According to one of the gospel accounts of Easter morning, the young man at the tomb told the three women who had arrived to anoint Jesus’ body that he was no longer there.  Then he said, “Go tell his disciples and Peter that he is going ahead of you to Galilee; there you will see him, just as he told you.”  (Remember, he told his disciples time and again that he would never leave them–that his presence would always be with them, that his spirit would remain among them.)

“Go, tell Peter, tell the disciples.  Let everyone know that the work will continue.”  And in that moment everything changed, changed utterly.  What seemed like the end was not the end after all.  The terrible had given rise to the fearsome hope that something else might be possible. A terrible beauty was born.

On Easter, caught in the first hint of dawn, what do we see?  We see the things we’ve always seen:  Faces of strangers and family and friends, communities within which we move, the world around us and beyond us, caught in the tentative glow of first light within the last of night’s shadows, then all washed in the incomprehensible Easter. Stunned by the morning, struggling to see every bit of what is right in front of us, something beyond curiosity or the startle of amazement, something that none of us can find words for, we look into dazzling light.

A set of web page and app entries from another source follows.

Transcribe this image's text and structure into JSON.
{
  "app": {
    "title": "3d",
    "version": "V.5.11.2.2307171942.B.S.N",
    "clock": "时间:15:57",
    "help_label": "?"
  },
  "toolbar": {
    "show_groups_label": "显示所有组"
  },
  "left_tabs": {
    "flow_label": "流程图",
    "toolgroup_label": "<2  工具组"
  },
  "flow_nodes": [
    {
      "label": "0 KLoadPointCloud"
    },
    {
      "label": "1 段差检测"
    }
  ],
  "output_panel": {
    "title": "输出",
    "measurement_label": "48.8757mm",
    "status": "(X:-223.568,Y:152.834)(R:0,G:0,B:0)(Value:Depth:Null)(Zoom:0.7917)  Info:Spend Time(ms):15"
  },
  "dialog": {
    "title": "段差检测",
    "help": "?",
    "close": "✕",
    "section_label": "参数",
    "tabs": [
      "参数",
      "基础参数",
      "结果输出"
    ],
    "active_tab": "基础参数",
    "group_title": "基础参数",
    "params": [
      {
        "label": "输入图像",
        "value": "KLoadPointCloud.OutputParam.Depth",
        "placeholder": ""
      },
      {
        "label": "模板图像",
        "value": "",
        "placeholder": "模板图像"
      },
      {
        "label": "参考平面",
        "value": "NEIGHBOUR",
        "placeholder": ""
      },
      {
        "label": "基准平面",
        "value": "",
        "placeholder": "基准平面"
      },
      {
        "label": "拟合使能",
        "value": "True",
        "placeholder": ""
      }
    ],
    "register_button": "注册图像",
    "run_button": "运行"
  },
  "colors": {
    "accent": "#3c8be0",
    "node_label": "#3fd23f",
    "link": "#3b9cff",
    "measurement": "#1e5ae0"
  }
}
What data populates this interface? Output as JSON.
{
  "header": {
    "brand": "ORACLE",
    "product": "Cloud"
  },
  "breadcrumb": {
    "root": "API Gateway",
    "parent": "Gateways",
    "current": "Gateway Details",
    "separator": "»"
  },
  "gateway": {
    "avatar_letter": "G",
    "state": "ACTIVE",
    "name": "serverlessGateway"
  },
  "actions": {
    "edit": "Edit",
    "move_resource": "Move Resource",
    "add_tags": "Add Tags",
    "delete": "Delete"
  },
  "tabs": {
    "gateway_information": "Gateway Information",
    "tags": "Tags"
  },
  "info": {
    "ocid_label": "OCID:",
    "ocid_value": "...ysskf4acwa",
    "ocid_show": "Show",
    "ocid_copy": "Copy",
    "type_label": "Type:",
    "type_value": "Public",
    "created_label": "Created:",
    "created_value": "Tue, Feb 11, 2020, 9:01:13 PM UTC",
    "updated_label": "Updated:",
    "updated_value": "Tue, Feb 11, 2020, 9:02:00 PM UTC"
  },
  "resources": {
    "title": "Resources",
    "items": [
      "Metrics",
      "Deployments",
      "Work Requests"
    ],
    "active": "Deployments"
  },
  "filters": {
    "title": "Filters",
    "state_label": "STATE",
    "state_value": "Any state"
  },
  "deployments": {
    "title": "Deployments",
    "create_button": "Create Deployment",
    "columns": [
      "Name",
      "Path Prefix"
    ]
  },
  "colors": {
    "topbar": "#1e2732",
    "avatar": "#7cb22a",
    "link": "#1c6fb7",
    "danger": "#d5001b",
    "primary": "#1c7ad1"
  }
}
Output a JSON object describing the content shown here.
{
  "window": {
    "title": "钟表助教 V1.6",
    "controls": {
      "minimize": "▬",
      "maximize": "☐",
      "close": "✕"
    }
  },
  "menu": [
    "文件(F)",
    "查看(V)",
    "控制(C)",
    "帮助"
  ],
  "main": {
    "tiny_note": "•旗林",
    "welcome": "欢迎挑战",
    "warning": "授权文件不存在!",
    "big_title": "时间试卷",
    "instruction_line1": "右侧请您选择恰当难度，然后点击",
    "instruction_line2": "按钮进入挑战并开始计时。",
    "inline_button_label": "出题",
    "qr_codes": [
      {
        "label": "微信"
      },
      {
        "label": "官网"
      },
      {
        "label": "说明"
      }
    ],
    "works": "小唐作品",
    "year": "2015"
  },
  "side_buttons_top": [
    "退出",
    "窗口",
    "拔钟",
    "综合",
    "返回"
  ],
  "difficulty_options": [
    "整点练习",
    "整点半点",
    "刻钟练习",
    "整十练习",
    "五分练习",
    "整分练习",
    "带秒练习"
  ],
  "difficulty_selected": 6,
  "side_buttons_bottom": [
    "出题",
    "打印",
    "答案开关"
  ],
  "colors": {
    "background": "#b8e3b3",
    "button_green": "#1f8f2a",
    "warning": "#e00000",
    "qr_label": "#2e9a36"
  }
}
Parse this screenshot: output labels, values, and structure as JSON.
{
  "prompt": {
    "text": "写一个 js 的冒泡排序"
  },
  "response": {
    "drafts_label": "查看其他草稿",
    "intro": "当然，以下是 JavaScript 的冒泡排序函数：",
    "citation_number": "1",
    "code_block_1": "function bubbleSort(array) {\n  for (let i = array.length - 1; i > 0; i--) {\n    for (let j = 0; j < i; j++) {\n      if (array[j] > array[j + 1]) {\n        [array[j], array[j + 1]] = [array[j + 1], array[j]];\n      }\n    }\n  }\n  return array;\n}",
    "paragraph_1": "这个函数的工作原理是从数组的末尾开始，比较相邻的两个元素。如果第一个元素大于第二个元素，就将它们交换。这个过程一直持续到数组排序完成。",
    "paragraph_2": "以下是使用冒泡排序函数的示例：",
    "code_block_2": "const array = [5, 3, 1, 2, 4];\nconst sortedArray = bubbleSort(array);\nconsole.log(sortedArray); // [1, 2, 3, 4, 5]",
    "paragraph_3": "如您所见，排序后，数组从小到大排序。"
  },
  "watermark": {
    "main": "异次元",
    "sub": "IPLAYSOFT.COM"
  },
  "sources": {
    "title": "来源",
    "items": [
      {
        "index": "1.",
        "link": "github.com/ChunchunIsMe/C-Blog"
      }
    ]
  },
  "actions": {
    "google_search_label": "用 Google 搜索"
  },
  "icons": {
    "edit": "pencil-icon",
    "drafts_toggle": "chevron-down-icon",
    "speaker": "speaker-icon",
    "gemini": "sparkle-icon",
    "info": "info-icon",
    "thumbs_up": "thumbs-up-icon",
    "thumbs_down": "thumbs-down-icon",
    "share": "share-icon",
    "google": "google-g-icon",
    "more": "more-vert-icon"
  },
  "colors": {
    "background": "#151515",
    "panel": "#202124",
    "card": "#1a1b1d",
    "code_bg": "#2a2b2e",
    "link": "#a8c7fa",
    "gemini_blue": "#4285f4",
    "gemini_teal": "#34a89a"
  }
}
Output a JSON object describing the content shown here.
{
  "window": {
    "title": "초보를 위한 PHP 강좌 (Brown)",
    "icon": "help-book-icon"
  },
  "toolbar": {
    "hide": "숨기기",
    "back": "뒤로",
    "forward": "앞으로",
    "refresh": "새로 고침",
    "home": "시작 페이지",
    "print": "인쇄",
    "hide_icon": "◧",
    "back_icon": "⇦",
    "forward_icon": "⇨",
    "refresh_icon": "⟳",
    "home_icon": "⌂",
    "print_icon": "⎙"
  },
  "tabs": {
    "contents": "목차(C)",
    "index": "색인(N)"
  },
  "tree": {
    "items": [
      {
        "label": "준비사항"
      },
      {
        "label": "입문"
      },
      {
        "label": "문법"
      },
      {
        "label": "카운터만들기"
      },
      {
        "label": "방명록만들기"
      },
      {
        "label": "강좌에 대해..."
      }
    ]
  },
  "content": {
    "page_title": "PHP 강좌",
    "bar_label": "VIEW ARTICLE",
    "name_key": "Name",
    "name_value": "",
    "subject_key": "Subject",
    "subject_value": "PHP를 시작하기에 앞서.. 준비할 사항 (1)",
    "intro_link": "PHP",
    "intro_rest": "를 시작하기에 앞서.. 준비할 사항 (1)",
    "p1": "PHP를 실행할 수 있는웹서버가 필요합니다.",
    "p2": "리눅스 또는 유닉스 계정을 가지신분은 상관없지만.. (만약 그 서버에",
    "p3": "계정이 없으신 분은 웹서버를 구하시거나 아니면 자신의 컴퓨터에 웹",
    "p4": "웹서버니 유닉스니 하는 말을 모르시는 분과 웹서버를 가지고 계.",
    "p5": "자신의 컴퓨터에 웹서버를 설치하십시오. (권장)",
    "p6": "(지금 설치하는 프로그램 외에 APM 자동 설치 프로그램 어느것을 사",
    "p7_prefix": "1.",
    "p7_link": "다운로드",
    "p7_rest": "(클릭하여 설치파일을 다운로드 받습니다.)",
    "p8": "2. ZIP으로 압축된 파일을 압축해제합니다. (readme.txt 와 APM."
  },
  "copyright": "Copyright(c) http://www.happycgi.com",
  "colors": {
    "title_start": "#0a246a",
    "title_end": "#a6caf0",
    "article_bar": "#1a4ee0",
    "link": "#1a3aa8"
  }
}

And while that  light does not wash away pain nor illuminate every mystery, it can teach a great and awful lesson; it can lay bare the sacred truth that if we can celebrate grace when fear and loss and evil lurch into our lives—-as they always will —. If we can prompt surges of kindness and good humor and lean into the challenges that reveals the depths of “can be” and rigor and grit, if we can fiercely choose to face what is and determine a way forward not back to where we were, if we can welcome life’s stunning reversals, disrupt fear and isolation to focus on care and connection, day need not always fade back into darkness.

Maybe this is why those humble peasant fishermen and  visionaries who watched Jesus go away, turn their faces toward the city…why with the sun still in their eyes, they are drawn beyond their fear back into the blistering  life of the world, seeing the things and persons of that world in a new light, edging toward hope, “lost in wonder, love and praise.”

May we be such visionaries, one and all.